__Your objective__. Quote all of the entries word for word.

__Exercise data__.
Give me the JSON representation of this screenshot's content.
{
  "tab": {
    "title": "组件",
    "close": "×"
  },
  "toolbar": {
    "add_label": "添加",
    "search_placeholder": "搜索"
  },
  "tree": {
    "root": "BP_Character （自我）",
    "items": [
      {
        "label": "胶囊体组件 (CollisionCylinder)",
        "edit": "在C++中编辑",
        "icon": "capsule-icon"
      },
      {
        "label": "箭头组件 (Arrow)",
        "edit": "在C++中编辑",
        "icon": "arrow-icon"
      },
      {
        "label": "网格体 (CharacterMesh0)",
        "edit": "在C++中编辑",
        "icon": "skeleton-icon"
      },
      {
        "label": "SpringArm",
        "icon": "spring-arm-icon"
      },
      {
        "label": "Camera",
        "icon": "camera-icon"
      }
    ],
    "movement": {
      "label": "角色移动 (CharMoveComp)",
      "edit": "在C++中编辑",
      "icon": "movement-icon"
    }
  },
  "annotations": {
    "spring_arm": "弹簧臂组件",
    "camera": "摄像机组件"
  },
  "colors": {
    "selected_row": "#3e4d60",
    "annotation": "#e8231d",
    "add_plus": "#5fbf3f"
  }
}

__Exercise solution__.
Give me the JSON representation of this screenshot's content.
{
  "tab": {
    "title": "组件",
    "close": "×"
  },
  "toolbar": {
    "add_label": "添加",
    "search_placeholder": "搜索"
  },
  "tree": {
    "root": "BP_Character （自我）",
    "items": [
      {
        "label": "胶囊体组件 (CollisionCylinder)",
        "edit": "在C++中编辑",
        "icon": "capsule-icon"
      },
      {
        "label": "箭头组件 (Arrow)",
        "edit": "在C++中编辑",
        "icon": "arrow-icon"
      },
      {
        "label": "网格体 (CharacterMesh0)",
        "edit": "在C++中编辑",
        "icon": "skeleton-icon"
      },
      {
        "label": "SpringArm",
        "icon": "spring-arm-icon"
      },
      {
        "label": "Camera",
        "icon": "camera-icon"
      }
    ],
    "movement": {
      "label": "角色移动 (CharMoveComp)",
      "edit": "在C++中编辑",
      "icon": "movement-icon"
    }
  },
  "annotations": {
    "spring_arm": "弹簧臂组件",
    "camera": "摄像机组件"
  },
  "colors": {
    "selected_row": "#3e4d60",
    "annotation": "#e8231d",
    "add_plus": "#5fbf3f"
  }
}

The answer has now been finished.